■ **What this task involves**
Everything in the listing below has to be repeated exactly, except the pictures.

■ **Input material**

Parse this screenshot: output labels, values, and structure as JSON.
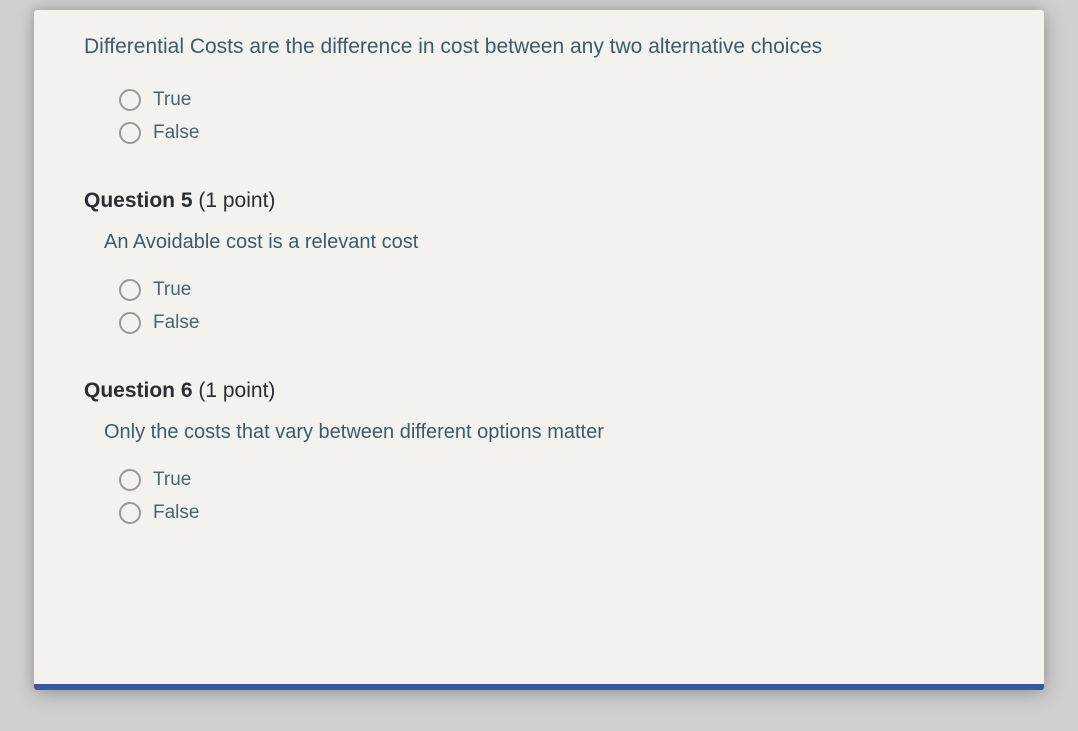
{
  "q4": {
    "prompt": "Differential Costs are the difference in cost between any two alternative choices",
    "options": [
      "True",
      "False"
    ]
  },
  "q5": {
    "header_label": "Question 5",
    "points": " (1 point)",
    "prompt": "An Avoidable cost is a relevant cost",
    "options": [
      "True",
      "False"
    ]
  },
  "q6": {
    "header_label": "Question 6",
    "points": " (1 point)",
    "prompt": "Only the costs that vary between different options matter",
    "options": [
      "True",
      "False"
    ]
  }
}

■ **Answer to this task**
Parse this screenshot: output labels, values, and structure as JSON.
{
  "q4": {
    "prompt": "Differential Costs are the difference in cost between any two alternative choices",
    "options": [
      "True",
      "False"
    ]
  },
  "q5": {
    "header_label": "Question 5",
    "points": " (1 point)",
    "prompt": "An Avoidable cost is a relevant cost",
    "options": [
      "True",
      "False"
    ]
  },
  "q6": {
    "header_label": "Question 6",
    "points": " (1 point)",
    "prompt": "Only the costs that vary between different options matter",
    "options": [
      "True",
      "False"
    ]
  }
}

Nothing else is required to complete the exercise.